Tag Archives: movies to make middlebrow people feel good about themselves

Films I Wished I’d Remembered or Seen for My Top 10 of 2012 list (AKA: Two McConaugheys, Two Soderberghs, Three Films). And Also There’s Silver Linings Playbook.

Killer Joe
KillerJoe_2010.12.13_Day23of28_MG_8655.jpgWilliam Friedkin’s deliciously fleshy, brazen black comedy Killer Joe is a whole lot more meaningful than its word-on-the-street cred as another film in a long list of newfound career-redefining roles for Matthew McConaughey might suggest, but his performance speaks more than anything to the tone and effect of the movie. He re-reads the laid-back seductive charm he built his career on to play a crawling-king-snake of a Southern devil here, a police detective moonlighting as an assassin as convincingly nasty as he is ruthlessly in-human and clever. He’s the backbone of not only a number of fine performances dancing around his pointedly superficially cool-as-can-be anti-hero (the veterans Thomas Haden Church and Gina Gershon in particular giving us two commandingly lived-in performances as a husband and wife struggling to get-by), but a damn fine film. Continue reading

Review: Midnight in Paris

Midnight in Paris feels like it was released forty years ago, when Woody Allen was still finding his way and knew what themes he wanted to address in his films, but hadn’t found a compelling way to address them. Released in 2011, it’s unfortunately more of a reminder that Allen has lost his touch for humanism. This is a guy, for all his nervousness and cynicism, who has made several of the most endearing, empowering humanist visions of the cinema, someone who seems to put on the airs of mockery to satirize a world he’s truly in love with. Or maybe, it’s the other way around. Maybe he is truly cynical and hopeless but remains in love with the idea of humanity and romanticism, feeling the need to put them in all his films even when he finds them dishonest. After all, many of his films are subtle fantasies about love and longing that match bitter, insightful truth with genuine pathos and effervescence pointed strictly at the human race. This is a man who understands the joys and sorrows of life and society, and puts them at work in his films like they are his playthings, all the while feigning a cute passivity and weakness, like he’s both confused and amused at the world and doesn’t want to get away. Perhaps in his old age he’s just given up on society and enjoys the act of getting together with actors in a nice vacation-land for a few months and ordering fine food and wine with a film, his in the making, on the side. Continue reading

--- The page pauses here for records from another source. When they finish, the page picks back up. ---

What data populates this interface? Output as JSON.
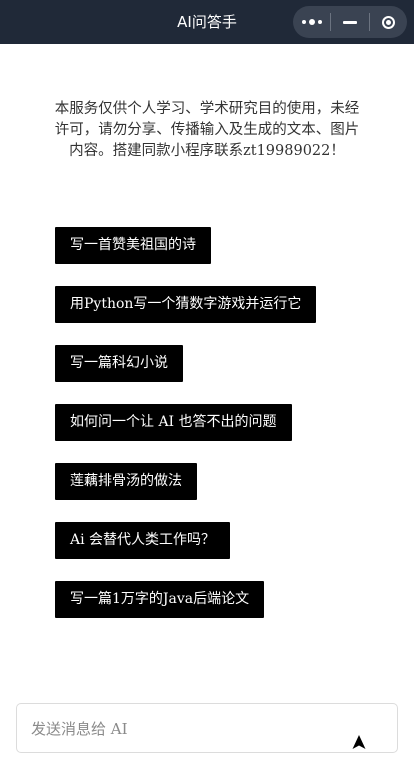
{
  "header": {
    "title": "AI问答手"
  },
  "capsule": {
    "more_icon": "more-dots-icon",
    "minimize_icon": "minimize-icon",
    "close_icon": "target-icon"
  },
  "notice": {
    "text": "本服务仅供个人学习、学术研究目的使用，未经许可，请勿分享、传播输入及生成的文本、图片内容。搭建同款小程序联系zt19989022！"
  },
  "suggestions": [
    {
      "label": "写一首赞美祖国的诗"
    },
    {
      "label": "用Python写一个猜数字游戏并运行它"
    },
    {
      "label": "写一篇科幻小说"
    },
    {
      "label": "如何问一个让 AI 也答不出的问题"
    },
    {
      "label": "莲藕排骨汤的做法"
    },
    {
      "label": "Ai 会替代人类工作吗？"
    },
    {
      "label": "写一篇1万字的Java后端论文"
    }
  ],
  "input": {
    "placeholder": "发送消息给 AI",
    "value": "",
    "send_icon": "send-arrow-icon"
  },
  "colors": {
    "header_bg": "#202938",
    "button_bg": "#000000",
    "button_text": "#ffffff"
  }
}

Essay: The (Color)Blind Side

Note: This is an essay I submitted for a class entitled “Conceptualizing White Identity in the United States” in the fall of 2011. It is somewhat altered and extended but still mostly a product of three years ago. Because it was written for a sociology, and not a film, course, it primarily focuses on broader racial themes rather than explicit filmic analysis of the film’s storytelling methods and visual composition. Put another way, the film’s story lacks nuance, mostly boiling down to it’s attempt to be cringe-inducingly cutesy and fuzzy, and it is told un-originally and with little film-making investment or passion to boot, and it is thus a badly made film. But this essay is less interested in exploring the “how” of the way the film tells it story, the staple of most film reviews, than in the literal morality of the “what” of the story it is telling. Thus, this is less a film review than a piece on the implications of the film. And it is less interested in exploring how this is a bad film, which it is, than in how it is also a vile and contemptible one. Continue reading

Review: Argo

Edited

Argo is the second of 2012’s late year films arriving in theaters with heavy loads of Oscar buzz attempting to bring home the hearts of film-goers, and more specifically, the Academy come February.  Following  The Master, the five year toil of the director whose previous film was perhaps the most critically acclaimed of the last decade, hype for Argo was comparatively restrained. With two stellar efforts behind him, director Ben Affleck is well-liked in Hollywood circles but still likely hoped this film would shake off some of the vestiges of the ever-persistent fan-boy hate factory criticisms aimed at his acting (some of which was admittedly deserved). While Affleck has certainly proven he doesn’t need to take these accusations seriously by this point, the real question for many is still simply: How’s the film? Continue reading